[Recorded data]
=-=-=-=-=

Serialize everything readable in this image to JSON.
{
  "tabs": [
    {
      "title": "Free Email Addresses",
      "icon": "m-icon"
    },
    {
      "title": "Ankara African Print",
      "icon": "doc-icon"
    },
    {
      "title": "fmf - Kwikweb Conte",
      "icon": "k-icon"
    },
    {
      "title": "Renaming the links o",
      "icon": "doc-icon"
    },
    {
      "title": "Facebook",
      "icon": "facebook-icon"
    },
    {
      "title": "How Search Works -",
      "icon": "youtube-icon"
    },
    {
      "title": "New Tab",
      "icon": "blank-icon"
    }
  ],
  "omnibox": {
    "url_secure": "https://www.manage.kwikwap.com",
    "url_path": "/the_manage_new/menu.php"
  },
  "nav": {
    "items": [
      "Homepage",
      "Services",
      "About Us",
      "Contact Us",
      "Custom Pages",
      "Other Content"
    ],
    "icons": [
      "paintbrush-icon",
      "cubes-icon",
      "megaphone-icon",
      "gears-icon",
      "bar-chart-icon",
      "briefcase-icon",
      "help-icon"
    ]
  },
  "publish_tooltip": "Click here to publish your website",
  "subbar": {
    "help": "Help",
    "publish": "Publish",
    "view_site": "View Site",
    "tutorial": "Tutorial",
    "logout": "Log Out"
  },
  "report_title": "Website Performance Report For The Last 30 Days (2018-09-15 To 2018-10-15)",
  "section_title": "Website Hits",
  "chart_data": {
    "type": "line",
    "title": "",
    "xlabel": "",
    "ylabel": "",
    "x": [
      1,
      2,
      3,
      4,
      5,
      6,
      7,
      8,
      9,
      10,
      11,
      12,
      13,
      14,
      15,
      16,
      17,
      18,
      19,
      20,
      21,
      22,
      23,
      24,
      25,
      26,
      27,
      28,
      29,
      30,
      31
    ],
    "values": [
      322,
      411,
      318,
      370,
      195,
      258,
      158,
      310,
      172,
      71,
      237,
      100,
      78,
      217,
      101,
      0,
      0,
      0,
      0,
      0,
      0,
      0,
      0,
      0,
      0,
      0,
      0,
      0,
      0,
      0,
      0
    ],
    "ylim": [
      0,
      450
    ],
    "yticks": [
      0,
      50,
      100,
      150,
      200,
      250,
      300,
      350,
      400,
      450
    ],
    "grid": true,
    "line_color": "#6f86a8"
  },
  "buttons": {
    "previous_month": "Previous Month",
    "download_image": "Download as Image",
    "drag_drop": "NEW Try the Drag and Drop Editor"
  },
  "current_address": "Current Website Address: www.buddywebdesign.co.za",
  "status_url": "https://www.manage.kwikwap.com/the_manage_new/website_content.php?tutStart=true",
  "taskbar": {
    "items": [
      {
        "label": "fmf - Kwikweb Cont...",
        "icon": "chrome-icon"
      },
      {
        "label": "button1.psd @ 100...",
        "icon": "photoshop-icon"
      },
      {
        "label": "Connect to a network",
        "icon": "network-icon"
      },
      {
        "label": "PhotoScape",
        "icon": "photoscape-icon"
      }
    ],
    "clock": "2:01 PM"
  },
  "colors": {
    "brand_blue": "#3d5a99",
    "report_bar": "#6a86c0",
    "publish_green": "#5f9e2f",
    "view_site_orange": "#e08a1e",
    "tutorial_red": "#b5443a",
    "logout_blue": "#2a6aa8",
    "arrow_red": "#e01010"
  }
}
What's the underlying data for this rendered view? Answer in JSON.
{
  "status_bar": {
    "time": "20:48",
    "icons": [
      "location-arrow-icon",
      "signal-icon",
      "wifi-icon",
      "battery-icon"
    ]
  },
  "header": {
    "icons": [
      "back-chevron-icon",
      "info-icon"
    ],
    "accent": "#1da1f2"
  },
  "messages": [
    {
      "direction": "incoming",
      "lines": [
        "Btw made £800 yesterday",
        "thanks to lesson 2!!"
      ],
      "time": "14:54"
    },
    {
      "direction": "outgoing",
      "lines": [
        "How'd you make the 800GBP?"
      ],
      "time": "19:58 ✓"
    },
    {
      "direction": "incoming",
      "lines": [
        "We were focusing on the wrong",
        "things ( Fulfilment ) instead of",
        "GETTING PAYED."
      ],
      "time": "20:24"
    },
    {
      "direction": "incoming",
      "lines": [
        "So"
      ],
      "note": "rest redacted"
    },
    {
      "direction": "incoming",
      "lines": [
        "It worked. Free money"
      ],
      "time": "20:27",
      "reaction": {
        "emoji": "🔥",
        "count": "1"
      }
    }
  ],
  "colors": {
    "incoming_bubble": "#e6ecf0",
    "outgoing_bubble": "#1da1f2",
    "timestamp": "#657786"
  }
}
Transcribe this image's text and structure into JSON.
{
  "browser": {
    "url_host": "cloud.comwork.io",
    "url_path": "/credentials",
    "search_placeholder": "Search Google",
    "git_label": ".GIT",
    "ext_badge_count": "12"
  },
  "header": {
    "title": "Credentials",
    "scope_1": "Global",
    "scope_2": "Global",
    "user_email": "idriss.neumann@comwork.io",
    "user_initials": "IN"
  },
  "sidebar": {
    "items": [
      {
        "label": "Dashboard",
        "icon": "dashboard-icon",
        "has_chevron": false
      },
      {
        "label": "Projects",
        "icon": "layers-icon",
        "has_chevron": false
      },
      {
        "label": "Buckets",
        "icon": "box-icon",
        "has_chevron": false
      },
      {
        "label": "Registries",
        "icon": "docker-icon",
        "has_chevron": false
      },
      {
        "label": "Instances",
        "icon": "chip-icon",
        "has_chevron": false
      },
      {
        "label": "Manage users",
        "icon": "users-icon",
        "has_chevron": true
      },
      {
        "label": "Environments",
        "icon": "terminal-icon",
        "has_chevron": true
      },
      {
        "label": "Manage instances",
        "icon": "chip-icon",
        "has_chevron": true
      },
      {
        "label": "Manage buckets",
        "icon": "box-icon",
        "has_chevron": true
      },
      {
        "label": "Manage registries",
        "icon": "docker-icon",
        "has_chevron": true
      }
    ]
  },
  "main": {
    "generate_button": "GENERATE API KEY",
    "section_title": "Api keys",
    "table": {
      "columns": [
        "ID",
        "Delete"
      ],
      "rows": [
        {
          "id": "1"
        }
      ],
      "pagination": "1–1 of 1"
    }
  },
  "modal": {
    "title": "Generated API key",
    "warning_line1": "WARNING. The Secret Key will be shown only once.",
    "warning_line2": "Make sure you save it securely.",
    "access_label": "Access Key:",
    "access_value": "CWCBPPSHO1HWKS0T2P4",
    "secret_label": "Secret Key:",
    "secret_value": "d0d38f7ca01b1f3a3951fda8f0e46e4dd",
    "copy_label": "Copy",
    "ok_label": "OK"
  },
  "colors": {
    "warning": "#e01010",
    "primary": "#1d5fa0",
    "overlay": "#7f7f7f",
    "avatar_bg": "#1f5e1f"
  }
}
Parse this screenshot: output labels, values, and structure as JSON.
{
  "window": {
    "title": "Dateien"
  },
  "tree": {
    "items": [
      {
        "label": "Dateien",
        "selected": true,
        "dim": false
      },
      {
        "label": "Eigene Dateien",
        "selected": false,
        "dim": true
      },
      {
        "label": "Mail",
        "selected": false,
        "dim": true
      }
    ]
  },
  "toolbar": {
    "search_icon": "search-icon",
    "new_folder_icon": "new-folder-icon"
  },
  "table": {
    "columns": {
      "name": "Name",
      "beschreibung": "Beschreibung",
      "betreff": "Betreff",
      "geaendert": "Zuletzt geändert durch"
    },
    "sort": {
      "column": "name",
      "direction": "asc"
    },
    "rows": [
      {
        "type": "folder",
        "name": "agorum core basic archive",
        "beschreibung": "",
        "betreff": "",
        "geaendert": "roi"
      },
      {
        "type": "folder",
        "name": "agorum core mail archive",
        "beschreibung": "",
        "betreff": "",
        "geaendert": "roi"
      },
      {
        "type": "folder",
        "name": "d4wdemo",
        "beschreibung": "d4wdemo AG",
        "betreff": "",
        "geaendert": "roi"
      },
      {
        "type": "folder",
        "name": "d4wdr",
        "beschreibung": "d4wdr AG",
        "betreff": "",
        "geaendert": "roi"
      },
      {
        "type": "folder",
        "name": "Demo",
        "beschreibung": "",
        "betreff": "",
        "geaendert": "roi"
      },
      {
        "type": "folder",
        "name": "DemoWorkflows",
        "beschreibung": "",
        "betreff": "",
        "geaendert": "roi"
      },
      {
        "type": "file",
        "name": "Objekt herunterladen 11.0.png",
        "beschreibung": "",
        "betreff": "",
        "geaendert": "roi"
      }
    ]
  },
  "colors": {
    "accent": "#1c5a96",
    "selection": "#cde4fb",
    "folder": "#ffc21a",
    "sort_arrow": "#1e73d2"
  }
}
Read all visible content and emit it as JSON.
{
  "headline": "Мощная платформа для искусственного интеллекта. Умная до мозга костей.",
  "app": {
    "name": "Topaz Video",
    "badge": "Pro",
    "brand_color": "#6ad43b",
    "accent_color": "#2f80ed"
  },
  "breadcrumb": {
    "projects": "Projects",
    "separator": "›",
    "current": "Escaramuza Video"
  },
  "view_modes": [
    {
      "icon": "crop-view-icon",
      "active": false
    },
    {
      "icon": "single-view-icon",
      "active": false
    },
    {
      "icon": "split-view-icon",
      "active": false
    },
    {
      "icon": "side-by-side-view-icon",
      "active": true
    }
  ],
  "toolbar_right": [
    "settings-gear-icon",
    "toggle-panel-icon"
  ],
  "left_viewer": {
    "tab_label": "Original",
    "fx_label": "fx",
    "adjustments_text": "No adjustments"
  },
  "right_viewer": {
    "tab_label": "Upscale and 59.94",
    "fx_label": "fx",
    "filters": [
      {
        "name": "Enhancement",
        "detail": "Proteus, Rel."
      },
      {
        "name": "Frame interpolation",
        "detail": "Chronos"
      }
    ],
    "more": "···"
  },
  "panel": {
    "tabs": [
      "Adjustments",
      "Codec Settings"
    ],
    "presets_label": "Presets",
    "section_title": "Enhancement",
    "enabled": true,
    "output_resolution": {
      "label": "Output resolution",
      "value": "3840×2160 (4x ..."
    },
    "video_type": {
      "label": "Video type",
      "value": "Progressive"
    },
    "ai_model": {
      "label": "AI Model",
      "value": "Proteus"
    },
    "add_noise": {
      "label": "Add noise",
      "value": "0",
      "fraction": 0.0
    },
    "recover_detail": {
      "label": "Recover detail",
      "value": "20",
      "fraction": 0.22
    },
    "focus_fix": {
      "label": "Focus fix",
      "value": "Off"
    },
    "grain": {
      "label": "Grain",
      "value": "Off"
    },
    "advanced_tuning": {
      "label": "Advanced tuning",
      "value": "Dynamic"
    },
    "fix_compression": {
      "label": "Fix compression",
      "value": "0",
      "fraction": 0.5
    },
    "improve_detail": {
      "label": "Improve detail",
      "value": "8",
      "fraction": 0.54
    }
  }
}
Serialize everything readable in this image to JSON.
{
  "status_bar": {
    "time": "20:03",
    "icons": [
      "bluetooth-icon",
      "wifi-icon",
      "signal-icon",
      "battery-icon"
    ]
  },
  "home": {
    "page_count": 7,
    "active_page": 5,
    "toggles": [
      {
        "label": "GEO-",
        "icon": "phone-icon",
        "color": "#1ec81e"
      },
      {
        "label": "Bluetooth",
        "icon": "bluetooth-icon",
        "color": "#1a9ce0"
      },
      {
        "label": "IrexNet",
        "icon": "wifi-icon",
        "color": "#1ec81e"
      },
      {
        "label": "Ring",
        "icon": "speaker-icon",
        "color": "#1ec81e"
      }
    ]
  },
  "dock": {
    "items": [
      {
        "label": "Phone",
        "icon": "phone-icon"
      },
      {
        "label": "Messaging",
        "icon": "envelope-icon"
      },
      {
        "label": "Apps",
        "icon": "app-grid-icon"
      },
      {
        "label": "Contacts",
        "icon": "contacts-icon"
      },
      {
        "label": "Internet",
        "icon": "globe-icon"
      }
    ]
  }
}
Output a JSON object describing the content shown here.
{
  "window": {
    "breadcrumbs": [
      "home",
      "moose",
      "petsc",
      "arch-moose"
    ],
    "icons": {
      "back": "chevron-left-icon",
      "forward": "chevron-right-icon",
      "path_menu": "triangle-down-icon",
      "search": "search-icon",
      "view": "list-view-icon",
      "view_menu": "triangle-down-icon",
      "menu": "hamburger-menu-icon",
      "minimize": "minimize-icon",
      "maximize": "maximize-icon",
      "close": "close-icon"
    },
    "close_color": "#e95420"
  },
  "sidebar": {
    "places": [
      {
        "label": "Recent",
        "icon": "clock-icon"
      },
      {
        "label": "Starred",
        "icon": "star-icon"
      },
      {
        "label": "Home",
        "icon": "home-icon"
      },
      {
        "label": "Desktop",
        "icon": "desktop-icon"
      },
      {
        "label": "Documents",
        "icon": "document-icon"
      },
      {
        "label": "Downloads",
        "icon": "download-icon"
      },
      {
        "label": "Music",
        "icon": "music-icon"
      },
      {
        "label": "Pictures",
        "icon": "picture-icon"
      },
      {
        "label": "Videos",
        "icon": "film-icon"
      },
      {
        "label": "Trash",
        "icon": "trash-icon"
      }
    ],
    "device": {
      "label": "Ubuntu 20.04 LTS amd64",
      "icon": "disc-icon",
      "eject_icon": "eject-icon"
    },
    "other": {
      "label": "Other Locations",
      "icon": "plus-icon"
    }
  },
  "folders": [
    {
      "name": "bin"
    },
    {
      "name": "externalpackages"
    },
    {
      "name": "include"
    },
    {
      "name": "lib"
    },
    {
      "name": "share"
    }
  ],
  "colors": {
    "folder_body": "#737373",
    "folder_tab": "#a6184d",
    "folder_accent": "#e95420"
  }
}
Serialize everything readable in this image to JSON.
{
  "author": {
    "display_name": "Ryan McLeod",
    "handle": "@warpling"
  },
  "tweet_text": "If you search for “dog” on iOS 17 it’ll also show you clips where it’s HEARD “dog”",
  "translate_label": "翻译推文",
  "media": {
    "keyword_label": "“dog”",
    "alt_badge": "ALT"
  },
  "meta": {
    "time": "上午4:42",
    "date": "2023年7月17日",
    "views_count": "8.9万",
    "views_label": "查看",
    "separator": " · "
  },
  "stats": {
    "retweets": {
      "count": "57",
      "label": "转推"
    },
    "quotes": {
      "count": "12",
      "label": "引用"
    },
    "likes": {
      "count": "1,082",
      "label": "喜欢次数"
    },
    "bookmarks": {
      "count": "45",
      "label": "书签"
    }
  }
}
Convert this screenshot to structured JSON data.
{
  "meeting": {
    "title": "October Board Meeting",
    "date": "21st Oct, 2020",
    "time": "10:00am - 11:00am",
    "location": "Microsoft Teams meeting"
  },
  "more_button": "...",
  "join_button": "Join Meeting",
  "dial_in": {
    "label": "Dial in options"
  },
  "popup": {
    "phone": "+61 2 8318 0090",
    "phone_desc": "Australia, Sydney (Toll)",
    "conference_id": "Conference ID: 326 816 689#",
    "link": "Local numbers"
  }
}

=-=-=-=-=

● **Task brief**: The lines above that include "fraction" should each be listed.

● **Result**:
      "fraction": 0.0
      "fraction": 0.22
      "fraction": 0.5
      "fraction": 0.54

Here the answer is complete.